WHAT TO PRODUCE
Return every record below exactly as written, but leave out the pictures.

========

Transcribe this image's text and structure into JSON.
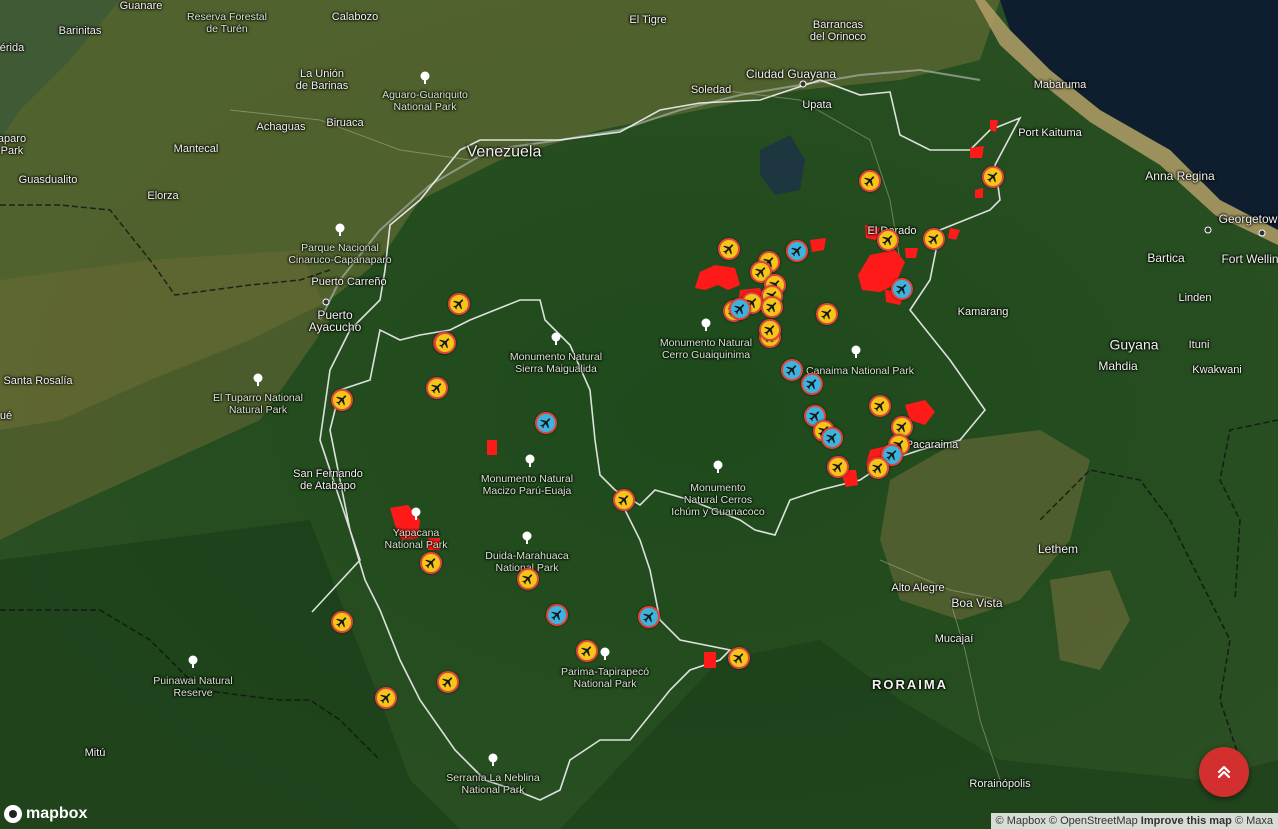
{
  "colors": {
    "yellow_marker": "#f5c518",
    "blue_marker": "#3cb4e0",
    "marker_ring": "#e2453b",
    "fire_red": "#ff1a1a",
    "fab": "#d32f2f"
  },
  "icons": {
    "marker": "airplane-icon",
    "park": "tree-icon",
    "fab": "double-chevron-up-icon"
  },
  "labels": {
    "guanare": "Guanare",
    "barinitas": "Barinitas",
    "reserva_forestal": "Reserva Forestal\nde Turén",
    "calabozo": "Calabozo",
    "el_tigre": "El Tigre",
    "barrancas": "Barrancas\ndel Orinoco",
    "merida": "érida",
    "la_union": "La Unión\nde Barinas",
    "aguaro": "Aguaro-Guariquito\nNational Park",
    "soledad": "Soledad",
    "ciudad_guayana": "Ciudad Guayana",
    "upata": "Upata",
    "mabaruma": "Mabaruma",
    "paro": "aparo\nPark",
    "achaguas": "Achaguas",
    "biruaca": "Biruaca",
    "venezuela": "Venezuela",
    "port_kaituma": "Port Kaituma",
    "mantecal": "Mantecal",
    "guasdualito": "Guasdualito",
    "elorza": "Elorza",
    "anna_regina": "Anna Regina",
    "georgetown": "Georgetow",
    "el_dorado": "El Dorado",
    "cinaruco": "Parque Nacional\nCinaruco-Capanaparo",
    "puerto_carreno": "Puerto Carreño",
    "bartica": "Bartica",
    "fort_wellington": "Fort Wellin",
    "puerto_ayacucho": "Puerto\nAyacucho",
    "linden": "Linden",
    "kamarang": "Kamarang",
    "guaiquinima": "Monumento Natural\nCerro Guaiquinima",
    "sierra_maigualida": "Monumento Natural\nSierra Maigualida",
    "guyana": "Guyana",
    "ituni": "Ituni",
    "mahdia": "Mahdia",
    "canaima": "Canaima National Park",
    "kwakwani": "Kwakwani",
    "santa_rosalia": "Santa Rosalía",
    "tuparro": "El Tuparro National\nNatural Park",
    "que": "ué",
    "pacaraima": "Pacaraima",
    "san_fernando": "San Fernando\nde Atabapo",
    "paru_euaja": "Monumento Natural\nMacizo Parú-Euaja",
    "ichum": "Monumento\nNatural Cerros\nIchúm y Guanacoco",
    "yapacana": "Yapacana\nNational Park",
    "duida": "Duida-Marahuaca\nNational Park",
    "lethem": "Lethem",
    "alto_alegre": "Alto Alegre",
    "boa_vista": "Boa Vista",
    "mucajai": "Mucajaí",
    "parima": "Parima-Tapirapecó\nNational Park",
    "puinawai": "Puinawai Natural\nReserve",
    "roraima": "RORAIMA",
    "mitu": "Mitú",
    "neblina": "Serranía La Neblina\nNational Park",
    "rorainopolis": "Rorainópolis"
  },
  "markers": [
    {
      "type": "yellow"
    },
    {
      "type": "yellow"
    },
    {
      "type": "blue"
    },
    {
      "type": "yellow"
    },
    {
      "type": "yellow"
    },
    {
      "type": "yellow"
    },
    {
      "type": "yellow"
    },
    {
      "type": "yellow"
    },
    {
      "type": "blue"
    },
    {
      "type": "yellow"
    },
    {
      "type": "yellow"
    },
    {
      "type": "yellow"
    },
    {
      "type": "yellow"
    },
    {
      "type": "yellow"
    },
    {
      "type": "yellow"
    },
    {
      "type": "blue"
    },
    {
      "type": "yellow"
    },
    {
      "type": "yellow"
    },
    {
      "type": "yellow"
    },
    {
      "type": "yellow"
    },
    {
      "type": "yellow"
    },
    {
      "type": "blue"
    },
    {
      "type": "yellow"
    },
    {
      "type": "yellow"
    },
    {
      "type": "blue"
    },
    {
      "type": "blue"
    },
    {
      "type": "yellow"
    },
    {
      "type": "blue"
    },
    {
      "type": "yellow"
    },
    {
      "type": "blue"
    },
    {
      "type": "blue"
    },
    {
      "type": "yellow"
    },
    {
      "type": "yellow"
    },
    {
      "type": "blue"
    },
    {
      "type": "yellow"
    },
    {
      "type": "yellow"
    },
    {
      "type": "yellow"
    },
    {
      "type": "blue"
    },
    {
      "type": "yellow"
    },
    {
      "type": "yellow"
    },
    {
      "type": "yellow"
    },
    {
      "type": "yellow"
    },
    {
      "type": "yellow"
    },
    {
      "type": "yellow"
    },
    {
      "type": "yellow"
    }
  ],
  "footer": {
    "logo_text": "mapbox",
    "attr_mapbox": "© Mapbox",
    "attr_osm": "© OpenStreetMap",
    "attr_improve": "Improve this map",
    "attr_maxar": "© Maxa"
  }
}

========

WRITTEN ANSWER
Transcribe this image's text and structure into JSON.
{
  "colors": {
    "yellow_marker": "#f5c518",
    "blue_marker": "#3cb4e0",
    "marker_ring": "#e2453b",
    "fire_red": "#ff1a1a",
    "fab": "#d32f2f"
  },
  "icons": {
    "marker": "airplane-icon",
    "park": "tree-icon",
    "fab": "double-chevron-up-icon"
  },
  "labels": {
    "guanare": "Guanare",
    "barinitas": "Barinitas",
    "reserva_forestal": "Reserva Forestal\nde Turén",
    "calabozo": "Calabozo",
    "el_tigre": "El Tigre",
    "barrancas": "Barrancas\ndel Orinoco",
    "merida": "érida",
    "la_union": "La Unión\nde Barinas",
    "aguaro": "Aguaro-Guariquito\nNational Park",
    "soledad": "Soledad",
    "ciudad_guayana": "Ciudad Guayana",
    "upata": "Upata",
    "mabaruma": "Mabaruma",
    "paro": "aparo\nPark",
    "achaguas": "Achaguas",
    "biruaca": "Biruaca",
    "venezuela": "Venezuela",
    "port_kaituma": "Port Kaituma",
    "mantecal": "Mantecal",
    "guasdualito": "Guasdualito",
    "elorza": "Elorza",
    "anna_regina": "Anna Regina",
    "georgetown": "Georgetow",
    "el_dorado": "El Dorado",
    "cinaruco": "Parque Nacional\nCinaruco-Capanaparo",
    "puerto_carreno": "Puerto Carreño",
    "bartica": "Bartica",
    "fort_wellington": "Fort Wellin",
    "puerto_ayacucho": "Puerto\nAyacucho",
    "linden": "Linden",
    "kamarang": "Kamarang",
    "guaiquinima": "Monumento Natural\nCerro Guaiquinima",
    "sierra_maigualida": "Monumento Natural\nSierra Maigualida",
    "guyana": "Guyana",
    "ituni": "Ituni",
    "mahdia": "Mahdia",
    "canaima": "Canaima National Park",
    "kwakwani": "Kwakwani",
    "santa_rosalia": "Santa Rosalía",
    "tuparro": "El Tuparro National\nNatural Park",
    "que": "ué",
    "pacaraima": "Pacaraima",
    "san_fernando": "San Fernando\nde Atabapo",
    "paru_euaja": "Monumento Natural\nMacizo Parú-Euaja",
    "ichum": "Monumento\nNatural Cerros\nIchúm y Guanacoco",
    "yapacana": "Yapacana\nNational Park",
    "duida": "Duida-Marahuaca\nNational Park",
    "lethem": "Lethem",
    "alto_alegre": "Alto Alegre",
    "boa_vista": "Boa Vista",
    "mucajai": "Mucajaí",
    "parima": "Parima-Tapirapecó\nNational Park",
    "puinawai": "Puinawai Natural\nReserve",
    "roraima": "RORAIMA",
    "mitu": "Mitú",
    "neblina": "Serranía La Neblina\nNational Park",
    "rorainopolis": "Rorainópolis"
  },
  "markers": [
    {
      "type": "yellow"
    },
    {
      "type": "yellow"
    },
    {
      "type": "blue"
    },
    {
      "type": "yellow"
    },
    {
      "type": "yellow"
    },
    {
      "type": "yellow"
    },
    {
      "type": "yellow"
    },
    {
      "type": "yellow"
    },
    {
      "type": "blue"
    },
    {
      "type": "yellow"
    },
    {
      "type": "yellow"
    },
    {
      "type": "yellow"
    },
    {
      "type": "yellow"
    },
    {
      "type": "yellow"
    },
    {
      "type": "yellow"
    },
    {
      "type": "blue"
    },
    {
      "type": "yellow"
    },
    {
      "type": "yellow"
    },
    {
      "type": "yellow"
    },
    {
      "type": "yellow"
    },
    {
      "type": "yellow"
    },
    {
      "type": "blue"
    },
    {
      "type": "yellow"
    },
    {
      "type": "yellow"
    },
    {
      "type": "blue"
    },
    {
      "type": "blue"
    },
    {
      "type": "yellow"
    },
    {
      "type": "blue"
    },
    {
      "type": "yellow"
    },
    {
      "type": "blue"
    },
    {
      "type": "blue"
    },
    {
      "type": "yellow"
    },
    {
      "type": "yellow"
    },
    {
      "type": "blue"
    },
    {
      "type": "yellow"
    },
    {
      "type": "yellow"
    },
    {
      "type": "yellow"
    },
    {
      "type": "blue"
    },
    {
      "type": "yellow"
    },
    {
      "type": "yellow"
    },
    {
      "type": "yellow"
    },
    {
      "type": "yellow"
    },
    {
      "type": "yellow"
    },
    {
      "type": "yellow"
    },
    {
      "type": "yellow"
    }
  ],
  "footer": {
    "logo_text": "mapbox",
    "attr_mapbox": "© Mapbox",
    "attr_osm": "© OpenStreetMap",
    "attr_improve": "Improve this map",
    "attr_maxar": "© Maxa"
  }
}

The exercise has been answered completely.